**ABOUT THIS TASK:** Copy out, from the entries below, each line holding the string "reading".

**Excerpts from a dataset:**
■ ■ ■ ■ ■

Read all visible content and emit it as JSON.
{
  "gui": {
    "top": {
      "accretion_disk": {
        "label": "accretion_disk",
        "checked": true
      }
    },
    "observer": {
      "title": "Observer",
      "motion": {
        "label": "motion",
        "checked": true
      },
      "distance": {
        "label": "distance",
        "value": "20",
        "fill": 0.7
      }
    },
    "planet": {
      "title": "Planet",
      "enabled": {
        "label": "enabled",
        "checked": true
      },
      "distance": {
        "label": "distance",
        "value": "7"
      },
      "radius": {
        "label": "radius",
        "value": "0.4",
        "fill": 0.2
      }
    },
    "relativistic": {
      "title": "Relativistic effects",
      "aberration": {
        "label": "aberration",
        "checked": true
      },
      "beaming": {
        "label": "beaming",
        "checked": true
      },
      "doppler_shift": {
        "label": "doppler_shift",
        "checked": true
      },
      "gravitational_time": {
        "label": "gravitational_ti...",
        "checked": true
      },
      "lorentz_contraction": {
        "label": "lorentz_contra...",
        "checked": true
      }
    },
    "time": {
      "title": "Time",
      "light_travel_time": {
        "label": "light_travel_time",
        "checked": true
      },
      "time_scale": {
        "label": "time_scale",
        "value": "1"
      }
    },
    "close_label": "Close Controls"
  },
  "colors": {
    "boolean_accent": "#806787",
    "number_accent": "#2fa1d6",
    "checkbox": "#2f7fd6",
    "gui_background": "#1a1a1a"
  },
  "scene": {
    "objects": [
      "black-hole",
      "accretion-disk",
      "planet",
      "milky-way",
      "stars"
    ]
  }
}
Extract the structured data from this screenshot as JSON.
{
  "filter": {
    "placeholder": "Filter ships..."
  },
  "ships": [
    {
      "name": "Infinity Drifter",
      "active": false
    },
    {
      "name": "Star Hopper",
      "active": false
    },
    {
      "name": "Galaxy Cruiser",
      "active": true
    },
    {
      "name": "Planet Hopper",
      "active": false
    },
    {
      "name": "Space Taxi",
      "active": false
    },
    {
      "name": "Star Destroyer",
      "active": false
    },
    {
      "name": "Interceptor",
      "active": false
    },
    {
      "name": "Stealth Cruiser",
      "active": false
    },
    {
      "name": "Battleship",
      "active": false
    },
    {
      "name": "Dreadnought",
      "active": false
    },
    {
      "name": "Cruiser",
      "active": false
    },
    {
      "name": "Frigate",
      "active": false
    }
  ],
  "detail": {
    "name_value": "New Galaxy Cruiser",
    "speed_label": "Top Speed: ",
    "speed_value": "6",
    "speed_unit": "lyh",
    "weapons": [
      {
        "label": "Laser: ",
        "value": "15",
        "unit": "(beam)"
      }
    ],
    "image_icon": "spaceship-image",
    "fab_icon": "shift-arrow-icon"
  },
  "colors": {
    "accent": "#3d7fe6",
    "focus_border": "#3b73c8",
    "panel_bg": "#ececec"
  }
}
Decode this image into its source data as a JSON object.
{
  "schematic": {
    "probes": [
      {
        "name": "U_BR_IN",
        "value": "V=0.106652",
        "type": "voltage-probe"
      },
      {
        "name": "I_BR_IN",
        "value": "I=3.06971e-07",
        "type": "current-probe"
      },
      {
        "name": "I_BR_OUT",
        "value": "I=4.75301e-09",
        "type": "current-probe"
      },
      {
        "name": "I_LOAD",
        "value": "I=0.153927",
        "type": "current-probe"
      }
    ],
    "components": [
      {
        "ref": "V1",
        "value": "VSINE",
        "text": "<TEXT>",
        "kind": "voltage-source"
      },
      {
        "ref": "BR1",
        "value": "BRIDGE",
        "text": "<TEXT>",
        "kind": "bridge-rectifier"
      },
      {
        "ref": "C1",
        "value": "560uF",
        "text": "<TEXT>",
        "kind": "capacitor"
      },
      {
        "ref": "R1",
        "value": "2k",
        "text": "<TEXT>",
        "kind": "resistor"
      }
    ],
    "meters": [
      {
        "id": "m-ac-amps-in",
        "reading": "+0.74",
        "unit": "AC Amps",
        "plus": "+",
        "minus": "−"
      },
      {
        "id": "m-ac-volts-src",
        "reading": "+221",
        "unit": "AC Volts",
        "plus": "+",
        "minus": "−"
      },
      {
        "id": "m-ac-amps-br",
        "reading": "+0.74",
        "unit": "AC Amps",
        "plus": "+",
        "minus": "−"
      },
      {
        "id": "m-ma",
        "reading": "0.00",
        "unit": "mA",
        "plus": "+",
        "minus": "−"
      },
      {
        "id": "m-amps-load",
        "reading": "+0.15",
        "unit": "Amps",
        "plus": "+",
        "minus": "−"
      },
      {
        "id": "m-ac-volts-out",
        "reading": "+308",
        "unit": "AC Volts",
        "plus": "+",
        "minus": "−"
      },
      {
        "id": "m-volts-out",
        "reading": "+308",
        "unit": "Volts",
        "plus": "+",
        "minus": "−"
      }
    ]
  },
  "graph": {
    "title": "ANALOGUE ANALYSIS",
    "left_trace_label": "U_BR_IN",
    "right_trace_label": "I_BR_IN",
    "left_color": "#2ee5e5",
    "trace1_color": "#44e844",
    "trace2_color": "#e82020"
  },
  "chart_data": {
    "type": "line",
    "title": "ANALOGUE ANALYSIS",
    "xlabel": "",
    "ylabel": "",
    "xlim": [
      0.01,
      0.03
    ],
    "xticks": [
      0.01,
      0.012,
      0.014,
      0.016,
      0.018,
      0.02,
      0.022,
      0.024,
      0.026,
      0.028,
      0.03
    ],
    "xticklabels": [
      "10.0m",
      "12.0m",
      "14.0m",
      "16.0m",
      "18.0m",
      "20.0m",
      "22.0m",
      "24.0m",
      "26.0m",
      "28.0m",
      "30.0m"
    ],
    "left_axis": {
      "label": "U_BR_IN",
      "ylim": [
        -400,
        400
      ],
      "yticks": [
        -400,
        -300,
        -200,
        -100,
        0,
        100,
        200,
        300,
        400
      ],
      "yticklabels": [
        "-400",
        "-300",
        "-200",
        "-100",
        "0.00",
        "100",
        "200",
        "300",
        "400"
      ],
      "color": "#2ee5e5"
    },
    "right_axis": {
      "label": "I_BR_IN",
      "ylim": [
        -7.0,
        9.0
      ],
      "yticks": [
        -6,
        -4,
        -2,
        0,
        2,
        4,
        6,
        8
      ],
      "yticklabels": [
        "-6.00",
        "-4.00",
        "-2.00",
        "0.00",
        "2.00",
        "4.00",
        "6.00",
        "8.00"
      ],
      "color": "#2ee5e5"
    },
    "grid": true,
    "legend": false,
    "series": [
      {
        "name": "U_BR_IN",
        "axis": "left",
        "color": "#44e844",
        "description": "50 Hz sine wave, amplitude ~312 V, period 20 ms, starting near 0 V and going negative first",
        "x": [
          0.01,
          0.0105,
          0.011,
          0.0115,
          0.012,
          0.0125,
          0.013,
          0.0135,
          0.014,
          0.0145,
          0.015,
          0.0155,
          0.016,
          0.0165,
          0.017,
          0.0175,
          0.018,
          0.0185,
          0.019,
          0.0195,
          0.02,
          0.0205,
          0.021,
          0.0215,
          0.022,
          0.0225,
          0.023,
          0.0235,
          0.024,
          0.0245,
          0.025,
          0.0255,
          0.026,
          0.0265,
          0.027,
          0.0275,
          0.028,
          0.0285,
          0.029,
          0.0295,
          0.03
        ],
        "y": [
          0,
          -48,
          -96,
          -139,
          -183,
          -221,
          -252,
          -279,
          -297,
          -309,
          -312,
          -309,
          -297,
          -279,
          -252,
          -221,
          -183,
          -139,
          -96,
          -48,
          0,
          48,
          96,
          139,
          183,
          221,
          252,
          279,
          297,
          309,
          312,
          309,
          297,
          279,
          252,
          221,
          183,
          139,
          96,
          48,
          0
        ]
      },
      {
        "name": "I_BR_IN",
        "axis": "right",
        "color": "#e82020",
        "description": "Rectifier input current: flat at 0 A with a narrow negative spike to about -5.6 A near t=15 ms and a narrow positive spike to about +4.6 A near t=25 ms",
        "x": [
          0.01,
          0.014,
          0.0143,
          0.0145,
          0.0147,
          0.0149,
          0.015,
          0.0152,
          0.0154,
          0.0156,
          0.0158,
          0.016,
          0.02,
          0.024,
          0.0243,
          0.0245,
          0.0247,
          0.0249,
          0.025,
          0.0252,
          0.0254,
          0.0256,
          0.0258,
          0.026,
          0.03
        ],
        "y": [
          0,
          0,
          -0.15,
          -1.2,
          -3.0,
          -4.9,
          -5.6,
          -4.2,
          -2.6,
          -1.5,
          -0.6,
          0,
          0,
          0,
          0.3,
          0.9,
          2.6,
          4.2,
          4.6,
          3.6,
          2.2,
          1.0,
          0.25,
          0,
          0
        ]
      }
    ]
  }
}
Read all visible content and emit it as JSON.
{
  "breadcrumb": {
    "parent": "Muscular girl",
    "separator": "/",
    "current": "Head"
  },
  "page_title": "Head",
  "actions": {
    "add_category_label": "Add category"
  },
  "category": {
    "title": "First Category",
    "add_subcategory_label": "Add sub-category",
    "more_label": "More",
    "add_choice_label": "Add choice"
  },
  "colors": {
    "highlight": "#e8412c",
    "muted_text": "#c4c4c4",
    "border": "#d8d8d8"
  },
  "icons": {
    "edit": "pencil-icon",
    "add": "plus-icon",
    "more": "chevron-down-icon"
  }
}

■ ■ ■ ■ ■

**ANSWER:**
        "reading": "+0.74",
        "reading": "+221",
        "reading": "+0.74",
        "reading": "0.00",
        "reading": "+0.15",
        "reading": "+308",
        "reading": "+308",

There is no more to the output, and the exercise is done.